Tannins are a big piece of the large puzzle when balancing many styles of wine. It’s important to understand ways to increase or decrease their presence when that balance leans too heavily in one direction or the other.
Why make harvest/crush day more stressful than it needs to be? With a solid game plan things should run smoothly. One of the best ways to get all your ducks in a row is to create a checklist so that no small details are overlooked.
Limoncello is the most popular citrus-flavored liqueur, but they can be made from other citrus fruits as well. Learn to make four citrus liqueurs: Limoncello, limecello, arancello, and mandarincello.
There is no denying that oak alternatives are a lot gentler on the wallet and on the environment. Bob Peak takes a spin through oak chemistry, available options, and techniques to incorporate them to elevate your wines.
Approaching food-wine pairings can be complex given the nearly endless options available . . . but there is a science to it. Learn the basics to matching a wine with a food course to impress even the sticklers in the group.
There are four gases often used in winemaking, each with its own unique advantages. Learn what sets carbon dioxide, argon, nitrogen, and beer gas apart, and which is best for each chore where gas can be of assistance in the home winery.
What good is having a thermometer or titration kit if the numbers you are getting from them are off? Make sure you are properly calibrating all your wine testing equipment.
There is so much more you can do with wine than simply drinking it. Bob Peak walks readers through several side projects winemakers can perform starting with their homemade wines to create other items of interest.
As autumn rolls into winter, it’s time to heat things up with mulled wine. A holiday tradition around the world, mulled wines usually include spices, citrus fruits, and wine served hot to take the chill away.
When you set your sights on making a “keeper” wine, one you plan to lay down for several years, there are certain techniques you can employ to make sure it doesn’t round the bend too soon. Learn how to make that wine worth holding on to.
Looking for another hobby that can enhance your passion for winemaking? Try making your own sausage! Not only does sausage pair well with your wines, but you can even use your wine in the recipes.
Terroir has been a bit of an esoteric topic for a long time in winemaking. But as we come to learn more about it we are figuring out ways to use it to our advantage. Learn techniques to express terroir in your white wines.
As your winemaking production scales up, so does the space required to store the wine as well as the miscellaneous items that come along with it. Bob Peak guides readers through some of the various bottlenecks that winemakers experience during the aging and bottling processes as their operation grows.

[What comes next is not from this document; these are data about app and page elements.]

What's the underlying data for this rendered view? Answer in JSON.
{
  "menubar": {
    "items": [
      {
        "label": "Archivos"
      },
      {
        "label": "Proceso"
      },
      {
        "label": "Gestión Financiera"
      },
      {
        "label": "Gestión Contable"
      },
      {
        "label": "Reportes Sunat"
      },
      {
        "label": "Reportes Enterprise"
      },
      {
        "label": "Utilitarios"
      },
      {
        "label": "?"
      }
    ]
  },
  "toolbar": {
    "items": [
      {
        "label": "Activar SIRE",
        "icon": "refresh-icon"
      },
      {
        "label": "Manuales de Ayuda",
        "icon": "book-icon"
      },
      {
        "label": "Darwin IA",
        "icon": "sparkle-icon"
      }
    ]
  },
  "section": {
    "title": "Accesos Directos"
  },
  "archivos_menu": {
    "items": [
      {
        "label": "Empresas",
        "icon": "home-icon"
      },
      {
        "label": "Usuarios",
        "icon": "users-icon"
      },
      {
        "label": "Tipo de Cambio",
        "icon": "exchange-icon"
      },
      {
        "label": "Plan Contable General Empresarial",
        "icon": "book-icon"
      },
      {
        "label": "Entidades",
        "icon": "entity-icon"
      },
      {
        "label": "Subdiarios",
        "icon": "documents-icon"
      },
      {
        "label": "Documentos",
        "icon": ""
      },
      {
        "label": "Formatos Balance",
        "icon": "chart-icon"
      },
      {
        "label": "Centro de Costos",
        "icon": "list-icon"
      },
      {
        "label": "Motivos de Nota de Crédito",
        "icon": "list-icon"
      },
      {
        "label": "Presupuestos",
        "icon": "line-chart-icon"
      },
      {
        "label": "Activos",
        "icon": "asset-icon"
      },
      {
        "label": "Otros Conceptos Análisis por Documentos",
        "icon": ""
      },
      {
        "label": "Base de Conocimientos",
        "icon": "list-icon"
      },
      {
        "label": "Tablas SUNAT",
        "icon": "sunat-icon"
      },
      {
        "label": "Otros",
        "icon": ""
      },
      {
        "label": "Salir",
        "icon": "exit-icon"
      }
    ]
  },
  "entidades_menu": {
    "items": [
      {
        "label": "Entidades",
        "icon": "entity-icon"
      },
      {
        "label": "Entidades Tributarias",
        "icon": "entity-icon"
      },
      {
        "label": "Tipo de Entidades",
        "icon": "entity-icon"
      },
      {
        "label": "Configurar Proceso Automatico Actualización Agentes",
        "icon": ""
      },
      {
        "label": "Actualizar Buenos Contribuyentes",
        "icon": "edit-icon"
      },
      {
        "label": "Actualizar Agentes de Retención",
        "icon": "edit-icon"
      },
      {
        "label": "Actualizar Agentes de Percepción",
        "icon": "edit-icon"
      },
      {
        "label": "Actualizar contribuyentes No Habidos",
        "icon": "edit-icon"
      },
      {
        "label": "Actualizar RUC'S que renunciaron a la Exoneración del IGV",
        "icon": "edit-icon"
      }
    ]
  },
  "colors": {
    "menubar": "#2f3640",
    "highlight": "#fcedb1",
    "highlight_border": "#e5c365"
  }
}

Scaling up to larger and larger sized batches of wine may save money because of bulk buying, but new equipment will become necessary at some point. Bob Peak runs through considerations winemakers need to ponder for crushing, pressing, and fermenting larger-scale batches.
Wine barrels are constantly changing. Each time one is filled it will lose some characteristics and, eventually after enough uses, it will go neutral. How you use a barrel should change over time also.
There is a certain set of hobby winemakers that are happy with their current winery set up and volume. But for those that are looking to grow their hobby, here are some finer points to expanding your volume with fresh grapes.
For those that are regular winemakers, the accoutrements start to add up through the years. Here is a guide for folks to consider what things to keep in their “winemaker’s pantry,” their uses, and their shelf life.
Whether it is choosing a yeast strain, halting fermentation with a little residual sugar, putting a wine through malolactic fermentation, or a myriad of other options, there is a lot to consider when fermenting white wines.
Despite popular lore in some diet-watching crowds, sulfite in wine is not only low compared to many foods, but it is key to limit oxidation of wine and to keep spoilage at bay. Learn how to test a wine’s sulfite level and when and why to use it properly for your wines.
Glycol cooling systems have been fixtures in commercial wineries for many years. Often using large, permanently mounted refrigeration compressors, they circulate a chilled solution of propylene glycol through pipes arranged throughout the cellar. At each cooled tank, connections allow for the circulation of the chilled glycol through a jacket surrounding the wine or must. Digital
Titratable acidity, or TA, is often viewed as a more advanced test, but it shouldn’t be. With a simple kit and a good pH meter, anyone can measure TA in any wine. Bob Peak has some straightforward advice for winemakers to help you bring balance to your wines through TA.
Near the top of the list of factors that winemakers should be measuring in their juice and wine is pH. Bob Peak breaks down the what, when, why, and how of measuring for this critical factor in winemaking.
Many wine writers draw a distinction between “aroma” and “bouquet.” Typical is the discussion by Yair Margalit in his excellent book Concepts in Wine Chemistry. He says aroma “is the term for smell derived from the grape . . . Some varietal aromas are very powerful and recognized easily, and others are very weak and